Fortunato: I guess we’re just going to keep on trucking like we always do and just keep putting out those albums. I like the fact that we’re versatile and Conscious, he’s got a solo EP, I’ve already got my solo album so we can do it on our own, we can do it together, we can do it with other artists. From there, with the collaboration and all the new vibes that are coming out, we’re just going to keep it fresh.
HipHopCanada: What do you guys see as the biggest road block in moving forward as artists?
Conscious: I’d say the business . . . When you start to learn the business I think that was the most important for us . . . The music was already there so the difference was just getting connections and doing a lot of business. Fortunato does all of our promotion and he does a crazy job of it.
Fortunato: It’s difficult getting your foot into the door; when you first come in nobody knows who you are and I see a lot of artists going through that struggle and I tell them just to keep pumping out the music . . . if you’re putting out quality music, eventually you’re going to be heard and you’re going to be recognized. Have faith in yourself and what you’re doing. That’s our basic approach to the business, we were just going to keep doing it until people started to ask questions. Then all of a sudden we were getting messages from people who said they’d heard of us.
HipHopCanada: Any last words?
Conscious: Shout-outs to all my people – my dad, K Dot, P . . . there are so many to name, I could go on forever, Daytona, Dirtyman, DJ Lava. Really, just a shout-out to all the people who’ve helped us get to where we are. That’s why we make connections and that’s why people want to work with us because they’ve met us in person, they know that it’s all cool, we’re not fraudulent people.

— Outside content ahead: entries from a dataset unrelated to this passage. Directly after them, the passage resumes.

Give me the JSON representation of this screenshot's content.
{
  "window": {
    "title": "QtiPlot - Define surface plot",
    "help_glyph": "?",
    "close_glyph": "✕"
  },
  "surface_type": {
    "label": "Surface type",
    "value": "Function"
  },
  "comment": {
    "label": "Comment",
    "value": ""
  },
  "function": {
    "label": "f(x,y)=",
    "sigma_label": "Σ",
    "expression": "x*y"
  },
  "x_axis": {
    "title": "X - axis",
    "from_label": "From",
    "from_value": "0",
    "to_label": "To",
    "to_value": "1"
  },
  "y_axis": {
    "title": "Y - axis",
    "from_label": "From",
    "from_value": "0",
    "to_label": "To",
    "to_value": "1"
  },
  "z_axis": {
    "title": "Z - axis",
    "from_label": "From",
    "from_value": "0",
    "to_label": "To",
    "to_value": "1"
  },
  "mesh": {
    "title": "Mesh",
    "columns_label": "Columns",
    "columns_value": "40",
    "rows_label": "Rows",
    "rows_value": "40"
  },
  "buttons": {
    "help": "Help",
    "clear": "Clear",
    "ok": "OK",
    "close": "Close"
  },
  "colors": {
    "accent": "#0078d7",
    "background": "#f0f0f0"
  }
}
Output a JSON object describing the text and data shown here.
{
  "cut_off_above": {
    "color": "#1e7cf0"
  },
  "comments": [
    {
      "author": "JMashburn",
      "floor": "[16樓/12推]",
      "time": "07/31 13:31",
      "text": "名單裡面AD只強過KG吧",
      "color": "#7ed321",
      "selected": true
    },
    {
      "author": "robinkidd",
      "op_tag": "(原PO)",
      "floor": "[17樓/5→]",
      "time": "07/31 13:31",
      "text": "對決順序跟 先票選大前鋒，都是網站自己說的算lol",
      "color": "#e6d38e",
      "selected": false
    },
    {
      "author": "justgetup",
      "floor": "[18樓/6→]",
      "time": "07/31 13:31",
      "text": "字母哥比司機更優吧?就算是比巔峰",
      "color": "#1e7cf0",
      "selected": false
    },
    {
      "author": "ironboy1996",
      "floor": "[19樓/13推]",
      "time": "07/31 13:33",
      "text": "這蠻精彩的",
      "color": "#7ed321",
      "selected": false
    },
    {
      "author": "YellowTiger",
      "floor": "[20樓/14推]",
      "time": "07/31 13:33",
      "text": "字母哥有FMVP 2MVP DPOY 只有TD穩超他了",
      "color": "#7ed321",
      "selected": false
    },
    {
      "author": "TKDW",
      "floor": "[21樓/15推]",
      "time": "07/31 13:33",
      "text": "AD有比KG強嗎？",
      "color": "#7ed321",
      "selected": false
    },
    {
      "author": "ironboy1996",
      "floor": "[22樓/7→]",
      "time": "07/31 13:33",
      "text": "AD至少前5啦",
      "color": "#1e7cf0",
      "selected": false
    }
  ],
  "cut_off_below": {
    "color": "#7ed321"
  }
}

Fortunato: Watch out for the new album, the new track with Tek, “No Joke”, it’s going to be on the radio soon and it’s a hot track for the summertime.
Written by Chantle Beeso for HipHopCanada